Prof. Jocelyne Bloch, Department of Neurosurgery, Lausanne University Hospital
[ARTICLE] Smart control for functional electrical stimulation with optimal pulse intensity – Full Text
Transcutaneous electrical stimulation is a common treatment option for patients suffering from spinal cord injury or stroke. Two major difficulties arise when employing electrical stimulation in patients: Accurate stimulation electrode placement and configuration of optimal stimulation parameters. Optimizing the stimulation parameters has the advantage to reduce muscle fatigue after repetitive stimulation. Here we present a newly developed system which is able to automatically find the optimal individual stimulation intensity by varying the pulse length. The effectiveness is measured with flex sensors. By adapting the stimulation parameters, the effect of muscle fatigue can be compensated, allowing for a more stable movement upon stimulation over time.
Functional electrical stimulation (FES) has been used to help patients who suffer from stroke or spinal chord injury for many years now . FES is able to support patients in activities of daily living, like walking or grasping . Performing electrical stimulation in most cases arises two core questions: Where the optimal placement of the stimulation electrodes is and which stimulation intensity should be applied . Addressing the former question, prior studies have investigated the optimal electrode placement by using electrode arrays . Addressing the latter is an equivalently complex question, as parameters vary from patient to patient. Providing neither too strong, nor too weak stimulation intensity is crucial, as too weak stimulation leads to an insufficiently opened hand or incorrect step while walking. Too strong stimulation exhaust the muscles quickly without any further benefit, leading to muscle fatigue .

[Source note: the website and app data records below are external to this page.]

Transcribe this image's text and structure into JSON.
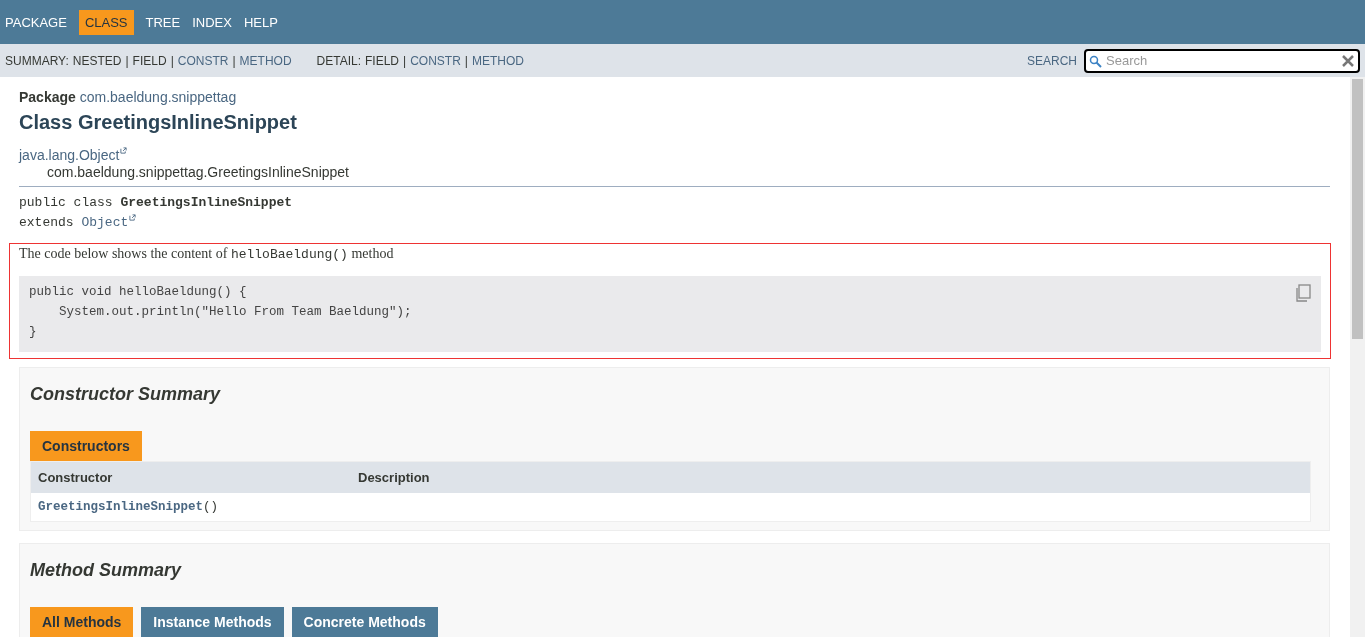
{
  "nav": [
    {
      "label": "PACKAGE",
      "selected": false
    },
    {
      "label": "CLASS",
      "selected": true
    },
    {
      "label": "TREE",
      "selected": false
    },
    {
      "label": "INDEX",
      "selected": false
    },
    {
      "label": "HELP",
      "selected": false
    }
  ],
  "subnav": {
    "summary": {
      "label": "SUMMARY:",
      "items": [
        {
          "label": "NESTED",
          "link": false
        },
        {
          "separator": "|",
          "label": "FIELD",
          "link": false
        },
        {
          "separator": "|",
          "label": "CONSTR",
          "link": true
        },
        {
          "separator": "|",
          "label": "METHOD",
          "link": true
        }
      ]
    },
    "detail": {
      "label": "DETAIL:",
      "items": [
        {
          "label": "FIELD",
          "link": false
        },
        {
          "separator": "|",
          "label": "CONSTR",
          "link": true
        },
        {
          "separator": "|",
          "label": "METHOD",
          "link": true
        }
      ]
    }
  },
  "search": {
    "label": "SEARCH",
    "placeholder": "Search"
  },
  "package": {
    "label": "Package",
    "name": "com.baeldung.snippettag"
  },
  "title": "Class GreetingsInlineSnippet",
  "hierarchy": {
    "parent": "java.lang.Object",
    "child": "com.baeldung.snippettag.GreetingsInlineSnippet"
  },
  "signature": {
    "prefix": "public class",
    "name": "GreetingsInlineSnippet",
    "extends": "extends",
    "parent": "Object"
  },
  "description": {
    "before": "The code below shows the content of",
    "code": "helloBaeldung()",
    "after": "method"
  },
  "snippet": [
    "public void helloBaeldung() {",
    "    System.out.println(\"Hello From Team Baeldung\");",
    "}"
  ],
  "constructor_summary": {
    "title": "Constructor Summary",
    "tabs": [
      {
        "label": "Constructors",
        "selected": true
      }
    ],
    "columns": [
      "Constructor",
      "Description"
    ],
    "rows": [
      {
        "name": "GreetingsInlineSnippet",
        "args": "()"
      }
    ]
  },
  "method_summary": {
    "title": "Method Summary",
    "tabs": [
      {
        "label": "All Methods",
        "selected": true
      },
      {
        "label": "Instance Methods",
        "selected": false
      },
      {
        "label": "Concrete Methods",
        "selected": false
      }
    ]
  }
}
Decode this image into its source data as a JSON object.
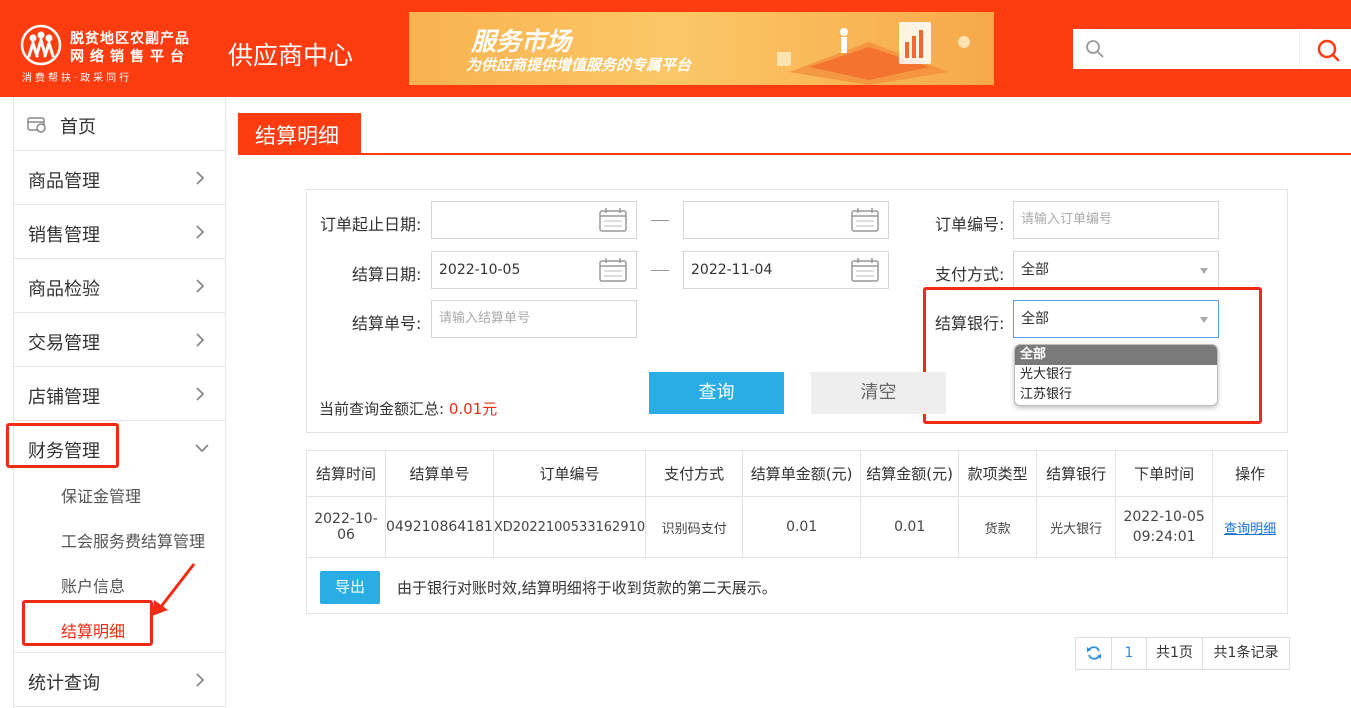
{
  "header": {
    "logo_line1": "脱贫地区农副产品",
    "logo_line2": "网络销售平台",
    "logo_line3": "消费帮扶·政采同行",
    "center_title": "供应商中心",
    "banner_title": "服务市场",
    "banner_subtitle": "为供应商提供增值服务的专属平台",
    "search_placeholder": ""
  },
  "sidebar": {
    "home": "首页",
    "items": [
      "商品管理",
      "销售管理",
      "商品检验",
      "交易管理",
      "店铺管理",
      "财务管理",
      "统计查询"
    ],
    "finance_sub": [
      "保证金管理",
      "工会服务费结算管理",
      "账户信息",
      "结算明细"
    ]
  },
  "main": {
    "title": "结算明细",
    "filters": {
      "order_date_label": "订单起止日期:",
      "order_date_from": "",
      "order_date_to": "",
      "settle_date_label": "结算日期:",
      "settle_date_from": "2022-10-05",
      "settle_date_to": "2022-11-04",
      "settle_no_label": "结算单号:",
      "settle_no_placeholder": "请输入结算单号",
      "order_no_label": "订单编号:",
      "order_no_placeholder": "请输入订单编号",
      "pay_method_label": "支付方式:",
      "pay_method_value": "全部",
      "bank_label": "结算银行:",
      "bank_value": "全部",
      "bank_options": [
        "全部",
        "光大银行",
        "江苏银行"
      ]
    },
    "query_button": "查询",
    "clear_button": "清空",
    "summary_label": "当前查询金额汇总:",
    "summary_value": "0.01元",
    "table": {
      "headers": [
        "结算时间",
        "结算单号",
        "订单编号",
        "支付方式",
        "结算单金额(元)",
        "结算金额(元)",
        "款项类型",
        "结算银行",
        "下单时间",
        "操作"
      ],
      "rows": [
        [
          "2022-10-06",
          "049210864181",
          "XD2022100533162910",
          "识别码支付",
          "0.01",
          "0.01",
          "货款",
          "光大银行",
          "2022-10-05 09:24:01",
          "查询明细"
        ]
      ]
    },
    "export_button": "导出",
    "export_note": "由于银行对账时效,结算明细将于收到货款的第二天展示。",
    "pager": {
      "page": "1",
      "total_pages": "共1页",
      "total_records": "共1条记录"
    }
  },
  "colors": {
    "brand": "#fe3c0f",
    "accent": "#2aace5",
    "highlight": "#ef2b14"
  }
}
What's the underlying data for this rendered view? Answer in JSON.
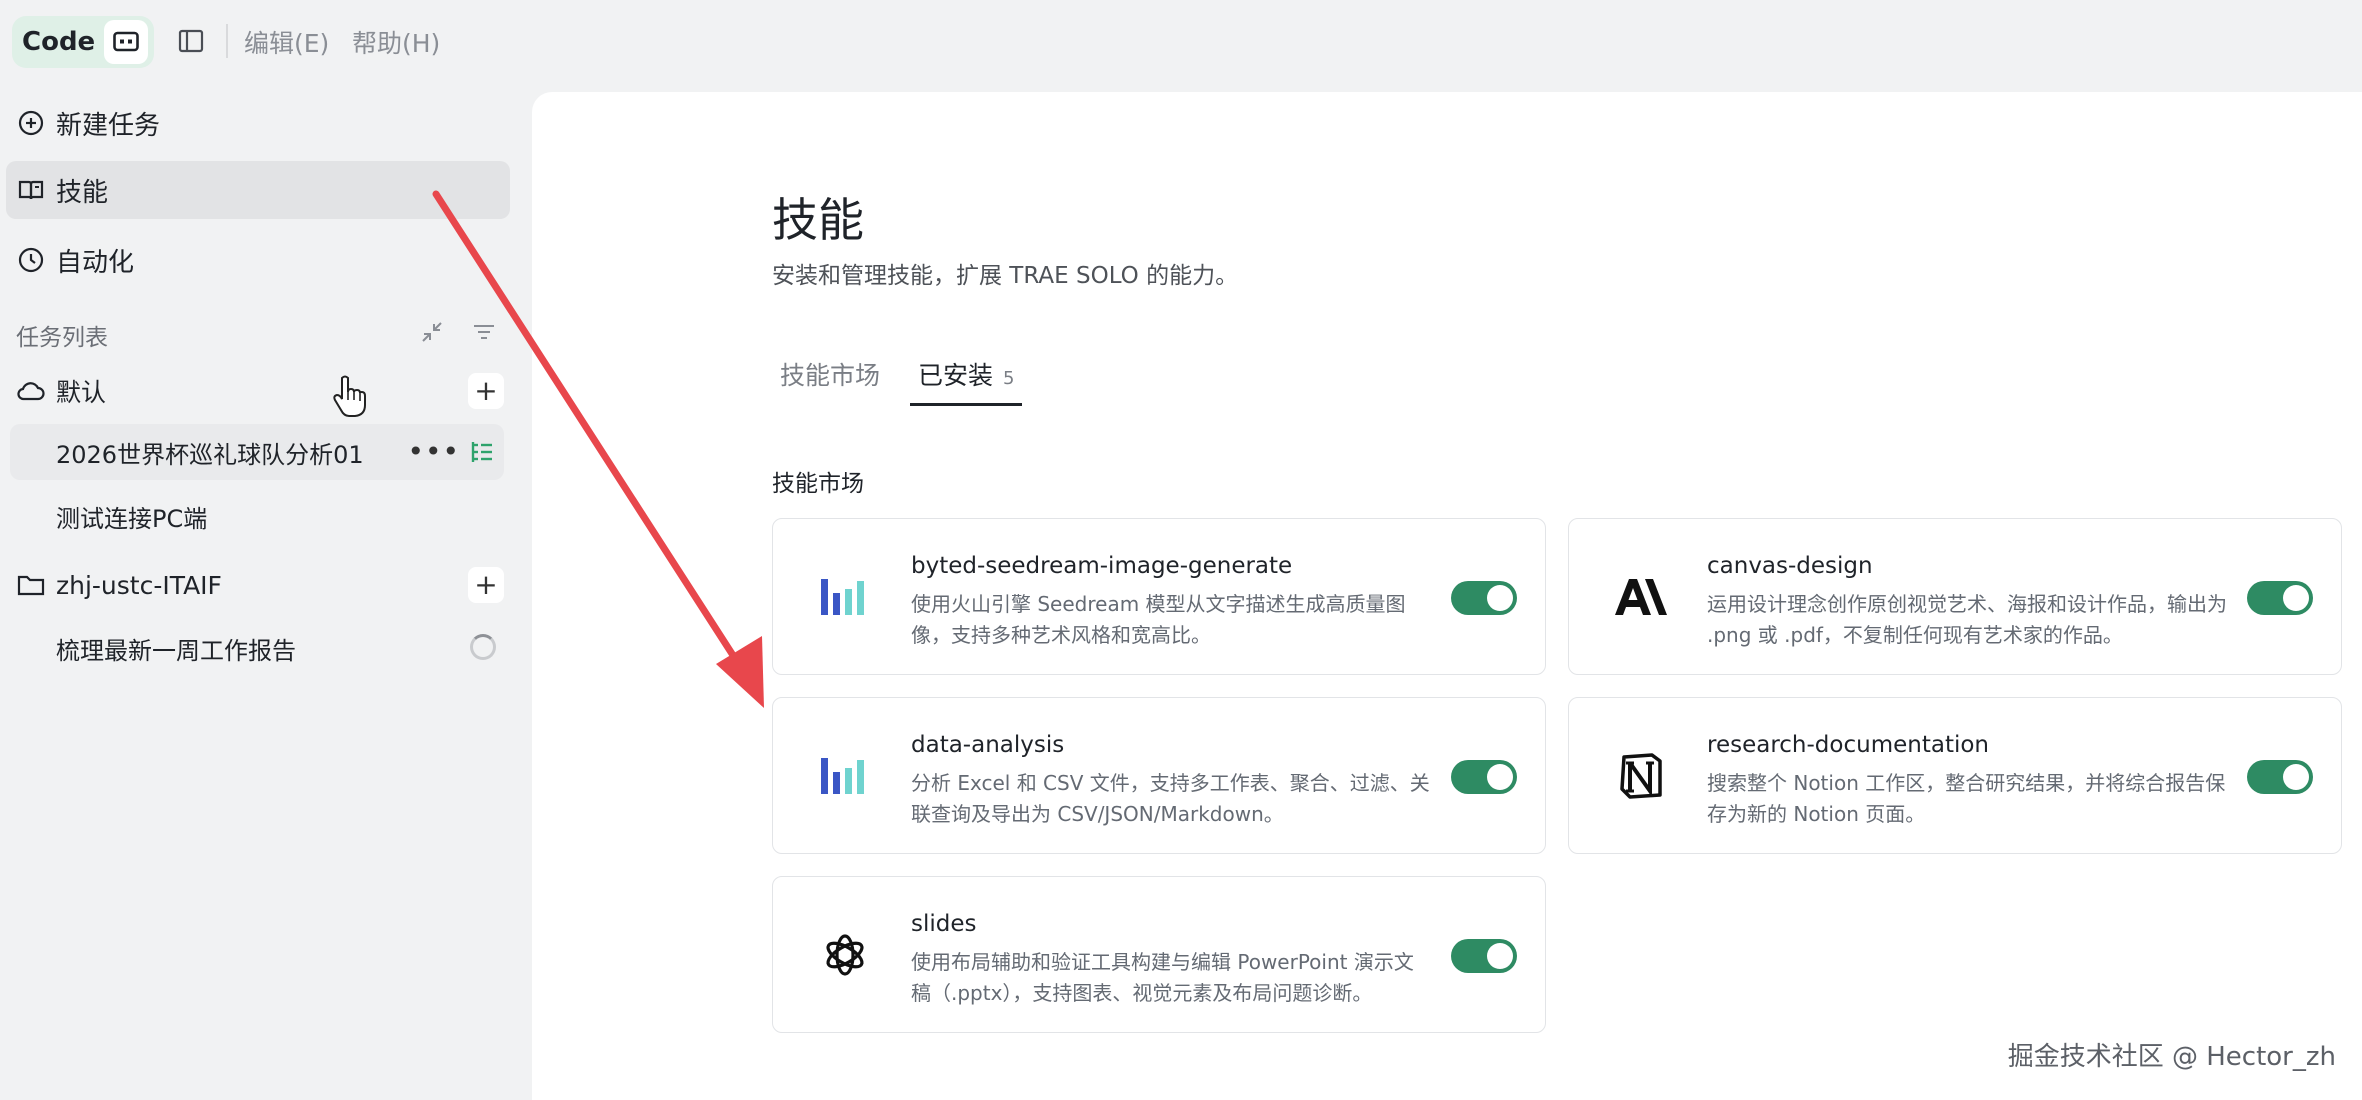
{
  "topbar": {
    "code_label": "Code",
    "menu": [
      "编辑(E)",
      "帮助(H)"
    ]
  },
  "sidebar": {
    "nav": [
      {
        "label": "新建任务",
        "icon": "plus-circle-icon"
      },
      {
        "label": "技能",
        "icon": "book-icon",
        "active": true
      },
      {
        "label": "自动化",
        "icon": "clock-icon"
      }
    ],
    "task_list_title": "任务列表",
    "groups": [
      {
        "name": "默认",
        "icon": "cloud-icon",
        "tasks": [
          "2026世界杯巡礼球队分析01",
          "测试连接PC端"
        ]
      },
      {
        "name": "zhj-ustc-ITAIF",
        "icon": "folder-icon",
        "tasks": [
          "梳理最新一周工作报告"
        ]
      }
    ]
  },
  "main": {
    "title": "技能",
    "subtitle": "安装和管理技能，扩展 TRAE SOLO 的能力。",
    "tabs": [
      {
        "label": "技能市场"
      },
      {
        "label": "已安装",
        "count": "5",
        "active": true
      }
    ],
    "list_title": "技能市场",
    "skills": [
      {
        "name": "byted-seedream-image-generate",
        "desc": "使用火山引擎 Seedream 模型从文字描述生成高质量图像，支持多种艺术风格和宽高比。",
        "icon": "bar-logo-icon",
        "enabled": true
      },
      {
        "name": "canvas-design",
        "desc": "运用设计理念创作原创视觉艺术、海报和设计作品，输出为 .png 或 .pdf，不复制任何现有艺术家的作品。",
        "icon": "anthropic-logo-icon",
        "enabled": true
      },
      {
        "name": "data-analysis",
        "desc": "分析 Excel 和 CSV 文件，支持多工作表、聚合、过滤、关联查询及导出为 CSV/JSON/Markdown。",
        "icon": "bar-logo-icon",
        "enabled": true
      },
      {
        "name": "research-documentation",
        "desc": "搜索整个 Notion 工作区，整合研究结果，并将综合报告保存为新的 Notion 页面。",
        "icon": "notion-logo-icon",
        "enabled": true
      },
      {
        "name": "slides",
        "desc": "使用布局辅助和验证工具构建与编辑 PowerPoint 演示文稿（.pptx），支持图表、视觉元素及布局问题诊断。",
        "icon": "openai-logo-icon",
        "enabled": true
      }
    ]
  },
  "watermark": "掘金技术社区 @ Hector_zh",
  "colors": {
    "accent_green": "#2e8b63",
    "arrow_red": "#e8474c",
    "code_pill_bg": "#dff0e7"
  }
}
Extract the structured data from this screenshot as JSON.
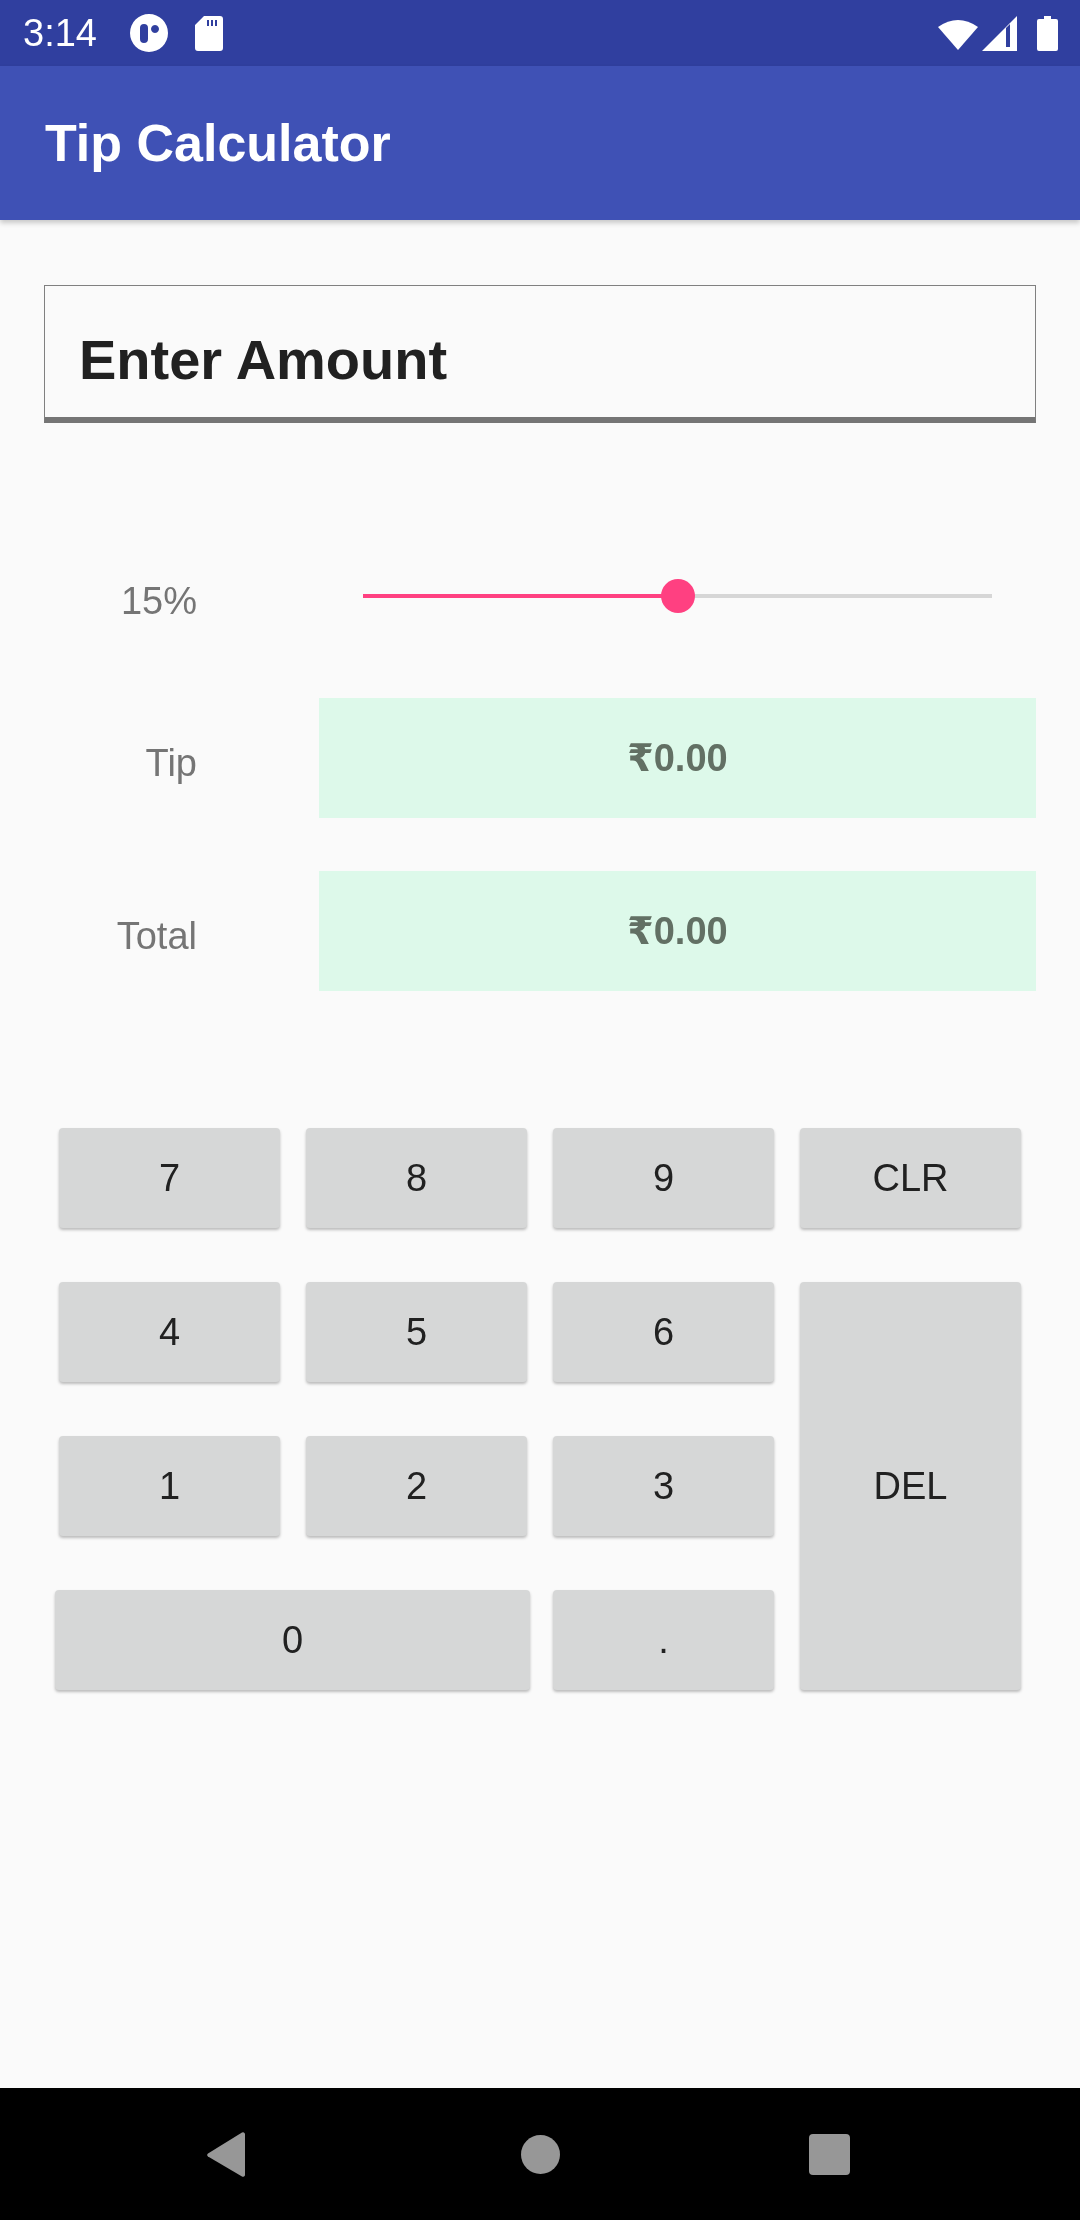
{
  "status_bar": {
    "time": "3:14"
  },
  "app_bar": {
    "title": "Tip Calculator"
  },
  "amount_field": {
    "placeholder": "Enter Amount"
  },
  "tip_slider": {
    "label": "15%",
    "level": 0.5
  },
  "results": [
    {
      "label": "Tip",
      "value": "₹0.00"
    },
    {
      "label": "Total",
      "value": "₹0.00"
    }
  ],
  "keypad": [
    {
      "label": "7",
      "kind": "key"
    },
    {
      "label": "8",
      "kind": "key"
    },
    {
      "label": "9",
      "kind": "key"
    },
    {
      "label": "CLR",
      "kind": "key"
    },
    {
      "label": "4",
      "kind": "key"
    },
    {
      "label": "5",
      "kind": "key"
    },
    {
      "label": "6",
      "kind": "key"
    },
    {
      "label": "1",
      "kind": "key"
    },
    {
      "label": "2",
      "kind": "key"
    },
    {
      "label": "3",
      "kind": "key"
    },
    {
      "label": "DEL",
      "kind": "tall"
    },
    {
      "label": "0",
      "kind": "wide"
    },
    {
      "label": ".",
      "kind": "key"
    }
  ]
}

Here we present a newly developed system which is able to increase the intensity of stimulation in a stepwise manner until the optimal point is reached. We demonstrate it’s use in a chronic stroke patient with hand paresis, focusing the opening of the hand. In order to cancel out fatigue, we regulate the intensity, allowing a stable opening of the affected hand.